For the listing that follows, report how many lines contain the string "Payments", giving the number alone.

● Given data
+++
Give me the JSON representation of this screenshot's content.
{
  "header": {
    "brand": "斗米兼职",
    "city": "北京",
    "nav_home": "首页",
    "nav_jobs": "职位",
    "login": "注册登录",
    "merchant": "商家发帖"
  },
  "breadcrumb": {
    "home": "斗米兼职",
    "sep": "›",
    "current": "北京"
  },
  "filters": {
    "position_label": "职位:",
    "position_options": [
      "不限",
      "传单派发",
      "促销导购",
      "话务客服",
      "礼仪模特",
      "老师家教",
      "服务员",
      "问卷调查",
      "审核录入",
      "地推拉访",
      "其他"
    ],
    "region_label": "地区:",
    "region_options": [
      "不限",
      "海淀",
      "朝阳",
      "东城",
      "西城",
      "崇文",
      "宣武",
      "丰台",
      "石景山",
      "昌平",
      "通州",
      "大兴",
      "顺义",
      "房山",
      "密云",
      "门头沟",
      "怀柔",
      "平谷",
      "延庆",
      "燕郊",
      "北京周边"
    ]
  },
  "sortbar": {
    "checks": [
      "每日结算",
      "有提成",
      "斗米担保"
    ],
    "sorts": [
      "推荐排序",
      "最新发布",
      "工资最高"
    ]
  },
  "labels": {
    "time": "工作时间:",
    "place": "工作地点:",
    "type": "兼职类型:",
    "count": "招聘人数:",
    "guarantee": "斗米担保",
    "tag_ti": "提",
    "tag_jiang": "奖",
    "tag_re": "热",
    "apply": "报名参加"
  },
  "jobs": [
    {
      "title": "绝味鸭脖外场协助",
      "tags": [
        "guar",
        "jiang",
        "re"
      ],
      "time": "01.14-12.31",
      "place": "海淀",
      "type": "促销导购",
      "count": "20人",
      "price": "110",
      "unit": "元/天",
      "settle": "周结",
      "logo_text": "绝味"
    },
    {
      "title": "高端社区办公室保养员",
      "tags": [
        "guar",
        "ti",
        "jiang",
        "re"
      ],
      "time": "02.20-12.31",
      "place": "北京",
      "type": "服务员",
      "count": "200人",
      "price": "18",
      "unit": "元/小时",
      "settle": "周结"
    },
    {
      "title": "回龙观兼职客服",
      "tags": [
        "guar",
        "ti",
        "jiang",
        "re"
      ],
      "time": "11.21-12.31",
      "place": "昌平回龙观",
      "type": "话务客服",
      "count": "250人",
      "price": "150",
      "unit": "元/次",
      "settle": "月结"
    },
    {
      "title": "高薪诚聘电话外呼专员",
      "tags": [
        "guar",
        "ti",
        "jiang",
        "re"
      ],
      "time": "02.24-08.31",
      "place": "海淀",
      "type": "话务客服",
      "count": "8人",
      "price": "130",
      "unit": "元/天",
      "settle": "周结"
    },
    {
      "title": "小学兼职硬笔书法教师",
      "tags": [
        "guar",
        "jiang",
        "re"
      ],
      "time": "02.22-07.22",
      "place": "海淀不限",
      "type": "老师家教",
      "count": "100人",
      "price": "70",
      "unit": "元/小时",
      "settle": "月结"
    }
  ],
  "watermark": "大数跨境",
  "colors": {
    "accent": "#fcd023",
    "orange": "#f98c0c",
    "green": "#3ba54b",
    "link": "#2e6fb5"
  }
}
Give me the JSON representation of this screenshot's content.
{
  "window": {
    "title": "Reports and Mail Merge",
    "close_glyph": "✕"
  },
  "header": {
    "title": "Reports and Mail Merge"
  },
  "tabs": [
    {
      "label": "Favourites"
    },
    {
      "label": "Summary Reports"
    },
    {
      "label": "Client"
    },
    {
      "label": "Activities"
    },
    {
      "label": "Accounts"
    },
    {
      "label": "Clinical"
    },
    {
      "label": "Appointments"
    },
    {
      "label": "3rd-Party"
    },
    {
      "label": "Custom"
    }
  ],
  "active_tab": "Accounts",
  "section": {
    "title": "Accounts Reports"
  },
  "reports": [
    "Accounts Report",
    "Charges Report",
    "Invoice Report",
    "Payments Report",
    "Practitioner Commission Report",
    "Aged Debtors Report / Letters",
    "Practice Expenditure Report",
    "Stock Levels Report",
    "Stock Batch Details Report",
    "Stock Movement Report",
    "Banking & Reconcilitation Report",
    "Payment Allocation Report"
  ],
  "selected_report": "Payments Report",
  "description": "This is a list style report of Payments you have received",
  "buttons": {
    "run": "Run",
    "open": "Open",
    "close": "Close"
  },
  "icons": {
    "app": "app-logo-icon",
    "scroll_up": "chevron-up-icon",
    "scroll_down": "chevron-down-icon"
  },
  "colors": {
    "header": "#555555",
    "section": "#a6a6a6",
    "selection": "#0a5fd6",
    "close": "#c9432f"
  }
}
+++
● Result below
3